Finances allowed me to snatch up two more of these Northern African group sounds and...well, although both of these Cee-Dees ain't as straightforwardly energetic as the aforementioned player I find both good 'nuff. Group Inerane's GUITARS FROM AGADEZ CD is a bit thin sounding considering the lack of a bass guitar perhaps but still fine. Coulda done w/o the additional chanting chick singers who sound like they're auditioning for the Master Musicians of Jojouka or the liner notes explaining their kinship with strongman Qaddaffi (who seems to favor the Taureg people's cause which might make him a hero or villain, I dunno), but then again many of you readers were all hotcha on those early-eighties English political rockers and you know what kinda views some of 'em held! Good cheap electric guitar rock that does, if you squint your ears, sound like no wave influenced Cleveland avant-garage practice tapes, though not coming to a small party near you nohow!

Group Bombino's GUITARS FROM AGADEZ VOLUME 2 is another straight to you rarity that should be offered free with a year's subscription to NATIONAL GEOGRAPHIC. The acoustic "dry guitar" playing that makes up for the first half of this disque is good enough, though when Ghoumour Oumara Moctar a.k.a. Bombino plugs in this platter takes on the same high intensity of the rest of electrified Taureg with a smart energetic beat that just can't be shaken off that easily. Like the debut Group Inerane platter it might not come up to the primal oomph of VOLUME 3, but they do have that cheap guttural bellow that has made the soundtrack for our lives these past umpteen years/decades and if you're looking for a new kick well, why not give 'em all a try?

1 comment:

song 2 the siren said...

My first Velvets was a cassette of the first one and I HATED it. I was ignorant maybe expecting metallic pre-Ramones punk based on what little I knew.
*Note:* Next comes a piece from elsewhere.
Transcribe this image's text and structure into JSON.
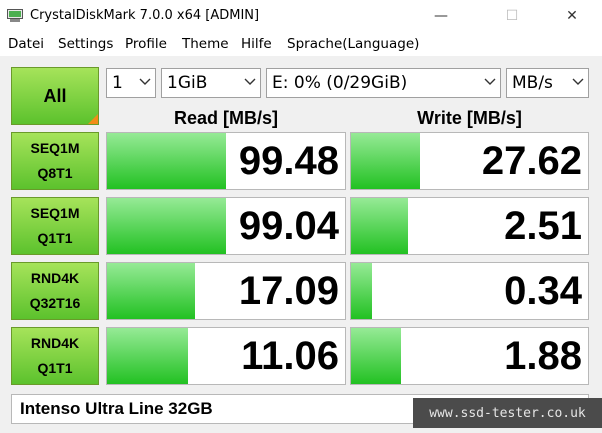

The only Lou I had heard was R&R Animal and that was faaaaaar easier to swallow than The Velvets to a classic rock kid.

It clicked while tripping on acid and somebody was playing it and everybody else wanted to go sit in the sauna but I didn't want to be half-naked with other dudes so I stayed upstairs watching patterns in the carpet moving and listening to side one of the first album over and over and The Velvets finally clicked in my head and they opened up a bigger world.

I kind of blame them and Lou Reed though for a lot of problems I had experimenting with drugs after getting into them and romanticizing smack and oddball sex and romanticizing depression. That's life though. It is what it is, and I'm sure the music just facilitated what was inside of me already.